* [Activity]: Would you copy all lines in the data that contain the word "seguro"?

* [Extracted records]:
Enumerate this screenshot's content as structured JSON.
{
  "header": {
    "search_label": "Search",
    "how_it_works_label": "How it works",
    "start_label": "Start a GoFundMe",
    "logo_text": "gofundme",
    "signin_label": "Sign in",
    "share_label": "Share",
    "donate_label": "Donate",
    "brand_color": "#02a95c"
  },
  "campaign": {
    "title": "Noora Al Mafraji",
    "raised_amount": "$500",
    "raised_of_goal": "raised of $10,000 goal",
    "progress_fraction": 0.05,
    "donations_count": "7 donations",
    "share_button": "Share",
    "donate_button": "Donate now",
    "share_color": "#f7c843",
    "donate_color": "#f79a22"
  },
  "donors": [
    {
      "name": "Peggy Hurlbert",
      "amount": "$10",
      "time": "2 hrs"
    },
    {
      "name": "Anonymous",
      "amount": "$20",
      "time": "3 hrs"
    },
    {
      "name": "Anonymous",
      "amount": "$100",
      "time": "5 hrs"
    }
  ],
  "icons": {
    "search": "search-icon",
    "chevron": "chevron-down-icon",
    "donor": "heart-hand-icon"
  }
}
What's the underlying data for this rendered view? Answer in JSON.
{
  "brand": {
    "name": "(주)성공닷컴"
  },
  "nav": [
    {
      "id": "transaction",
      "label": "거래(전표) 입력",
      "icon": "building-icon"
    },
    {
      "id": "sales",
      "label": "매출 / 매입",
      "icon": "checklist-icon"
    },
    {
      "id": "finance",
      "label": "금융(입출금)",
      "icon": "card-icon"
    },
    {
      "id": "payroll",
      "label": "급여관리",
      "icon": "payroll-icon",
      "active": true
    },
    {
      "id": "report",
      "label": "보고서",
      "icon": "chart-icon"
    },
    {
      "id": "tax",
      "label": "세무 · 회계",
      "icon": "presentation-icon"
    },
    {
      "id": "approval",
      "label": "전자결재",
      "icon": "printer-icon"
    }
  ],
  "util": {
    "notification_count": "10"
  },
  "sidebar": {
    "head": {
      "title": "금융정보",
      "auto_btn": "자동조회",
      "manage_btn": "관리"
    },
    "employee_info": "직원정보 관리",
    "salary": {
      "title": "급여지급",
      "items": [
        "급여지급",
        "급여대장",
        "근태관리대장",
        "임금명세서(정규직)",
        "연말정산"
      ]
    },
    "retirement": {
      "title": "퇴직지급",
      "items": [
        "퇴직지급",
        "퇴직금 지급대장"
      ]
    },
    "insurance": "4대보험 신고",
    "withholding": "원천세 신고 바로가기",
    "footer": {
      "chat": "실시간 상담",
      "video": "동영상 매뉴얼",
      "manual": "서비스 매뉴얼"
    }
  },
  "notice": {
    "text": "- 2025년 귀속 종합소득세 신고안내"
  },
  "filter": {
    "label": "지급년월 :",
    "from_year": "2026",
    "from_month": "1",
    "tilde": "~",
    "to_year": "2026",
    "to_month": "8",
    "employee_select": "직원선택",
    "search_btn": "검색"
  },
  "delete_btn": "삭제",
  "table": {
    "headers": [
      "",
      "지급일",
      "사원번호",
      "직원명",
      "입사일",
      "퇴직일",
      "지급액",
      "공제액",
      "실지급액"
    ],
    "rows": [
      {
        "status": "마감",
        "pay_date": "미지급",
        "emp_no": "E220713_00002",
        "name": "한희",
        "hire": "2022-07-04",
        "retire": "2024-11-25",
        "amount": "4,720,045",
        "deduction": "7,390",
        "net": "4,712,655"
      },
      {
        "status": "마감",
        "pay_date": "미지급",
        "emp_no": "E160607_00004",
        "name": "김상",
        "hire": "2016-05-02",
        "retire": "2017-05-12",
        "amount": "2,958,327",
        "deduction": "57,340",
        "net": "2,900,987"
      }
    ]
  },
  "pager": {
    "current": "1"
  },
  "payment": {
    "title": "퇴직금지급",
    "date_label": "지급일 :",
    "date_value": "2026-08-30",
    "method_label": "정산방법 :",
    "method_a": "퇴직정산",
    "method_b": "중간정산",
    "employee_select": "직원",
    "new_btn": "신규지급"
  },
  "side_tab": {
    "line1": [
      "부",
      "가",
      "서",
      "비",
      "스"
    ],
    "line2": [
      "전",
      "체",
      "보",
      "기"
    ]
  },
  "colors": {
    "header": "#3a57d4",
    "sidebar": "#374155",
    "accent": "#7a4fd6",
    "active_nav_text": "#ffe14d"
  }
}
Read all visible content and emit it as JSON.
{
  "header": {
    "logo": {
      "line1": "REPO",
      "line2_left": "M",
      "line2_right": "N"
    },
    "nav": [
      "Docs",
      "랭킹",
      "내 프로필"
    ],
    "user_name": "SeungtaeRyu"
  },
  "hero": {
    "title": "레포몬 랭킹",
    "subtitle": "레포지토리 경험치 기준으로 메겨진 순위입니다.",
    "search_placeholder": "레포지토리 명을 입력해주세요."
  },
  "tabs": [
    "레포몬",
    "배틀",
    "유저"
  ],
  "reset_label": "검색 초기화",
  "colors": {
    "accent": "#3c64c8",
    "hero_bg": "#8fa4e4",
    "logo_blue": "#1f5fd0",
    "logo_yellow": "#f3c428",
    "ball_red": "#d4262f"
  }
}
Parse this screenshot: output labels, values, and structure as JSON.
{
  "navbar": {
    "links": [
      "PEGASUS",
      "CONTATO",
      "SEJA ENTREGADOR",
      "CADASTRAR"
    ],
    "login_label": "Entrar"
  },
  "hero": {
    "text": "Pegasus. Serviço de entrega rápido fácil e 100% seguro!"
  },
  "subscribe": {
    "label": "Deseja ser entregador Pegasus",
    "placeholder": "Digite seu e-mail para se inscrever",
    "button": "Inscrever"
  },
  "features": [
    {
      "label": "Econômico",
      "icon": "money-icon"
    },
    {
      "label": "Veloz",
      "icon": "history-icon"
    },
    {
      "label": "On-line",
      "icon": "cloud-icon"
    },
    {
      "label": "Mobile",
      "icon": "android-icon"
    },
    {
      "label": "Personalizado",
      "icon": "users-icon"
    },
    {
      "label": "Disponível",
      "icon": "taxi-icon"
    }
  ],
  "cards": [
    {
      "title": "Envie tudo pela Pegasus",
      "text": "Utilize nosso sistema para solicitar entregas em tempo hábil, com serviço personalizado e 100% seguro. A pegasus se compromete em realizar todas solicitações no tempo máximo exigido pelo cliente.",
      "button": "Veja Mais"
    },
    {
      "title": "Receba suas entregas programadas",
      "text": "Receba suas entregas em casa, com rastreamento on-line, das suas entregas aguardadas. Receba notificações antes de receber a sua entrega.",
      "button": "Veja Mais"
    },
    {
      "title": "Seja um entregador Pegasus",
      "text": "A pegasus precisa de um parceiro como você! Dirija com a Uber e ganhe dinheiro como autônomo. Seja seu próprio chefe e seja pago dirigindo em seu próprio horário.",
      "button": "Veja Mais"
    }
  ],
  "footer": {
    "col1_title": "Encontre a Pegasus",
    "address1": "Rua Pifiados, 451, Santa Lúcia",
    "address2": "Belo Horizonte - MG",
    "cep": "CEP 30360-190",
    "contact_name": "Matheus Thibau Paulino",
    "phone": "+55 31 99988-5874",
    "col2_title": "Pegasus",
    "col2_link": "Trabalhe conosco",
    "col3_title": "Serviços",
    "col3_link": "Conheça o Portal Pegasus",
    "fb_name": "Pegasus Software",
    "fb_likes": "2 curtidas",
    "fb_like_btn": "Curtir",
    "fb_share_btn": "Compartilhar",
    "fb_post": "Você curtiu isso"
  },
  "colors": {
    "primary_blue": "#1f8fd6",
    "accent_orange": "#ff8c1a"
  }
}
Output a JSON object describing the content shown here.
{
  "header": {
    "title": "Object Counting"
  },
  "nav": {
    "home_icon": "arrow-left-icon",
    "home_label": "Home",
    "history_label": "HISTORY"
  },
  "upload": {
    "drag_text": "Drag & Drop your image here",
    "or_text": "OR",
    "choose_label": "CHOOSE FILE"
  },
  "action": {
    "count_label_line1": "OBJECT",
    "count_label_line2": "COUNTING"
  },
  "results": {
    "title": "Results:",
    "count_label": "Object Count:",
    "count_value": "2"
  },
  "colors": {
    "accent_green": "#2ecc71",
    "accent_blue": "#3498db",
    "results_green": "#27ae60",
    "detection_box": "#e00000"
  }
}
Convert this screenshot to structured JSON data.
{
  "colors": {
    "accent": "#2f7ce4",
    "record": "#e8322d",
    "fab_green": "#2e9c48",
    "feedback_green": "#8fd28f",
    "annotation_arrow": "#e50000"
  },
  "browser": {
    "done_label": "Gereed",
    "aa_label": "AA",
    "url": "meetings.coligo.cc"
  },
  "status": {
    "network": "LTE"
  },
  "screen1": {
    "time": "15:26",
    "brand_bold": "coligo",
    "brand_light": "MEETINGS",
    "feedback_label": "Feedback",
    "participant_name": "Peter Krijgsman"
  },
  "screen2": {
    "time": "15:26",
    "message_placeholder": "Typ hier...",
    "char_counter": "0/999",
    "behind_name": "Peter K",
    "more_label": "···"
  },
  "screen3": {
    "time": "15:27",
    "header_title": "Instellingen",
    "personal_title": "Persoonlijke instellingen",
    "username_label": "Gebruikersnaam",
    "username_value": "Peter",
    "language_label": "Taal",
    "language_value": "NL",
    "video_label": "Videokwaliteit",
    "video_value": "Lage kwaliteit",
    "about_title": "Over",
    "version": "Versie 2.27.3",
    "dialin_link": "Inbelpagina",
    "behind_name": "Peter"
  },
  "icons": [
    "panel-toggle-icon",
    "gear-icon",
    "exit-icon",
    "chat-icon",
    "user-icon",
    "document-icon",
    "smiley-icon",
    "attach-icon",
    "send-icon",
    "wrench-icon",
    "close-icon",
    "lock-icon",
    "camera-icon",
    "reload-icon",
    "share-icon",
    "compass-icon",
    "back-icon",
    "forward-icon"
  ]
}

* [Written reply]:
    "text": "Pegasus. Serviço de entrega rápido fácil e 100% seguro!"
      "text": "Utilize nosso sistema para solicitar entregas em tempo hábil, com serviço personalizado e 100% seguro. A pegasus se compromete em realizar todas solicitações no tempo máximo exigido pelo cliente.",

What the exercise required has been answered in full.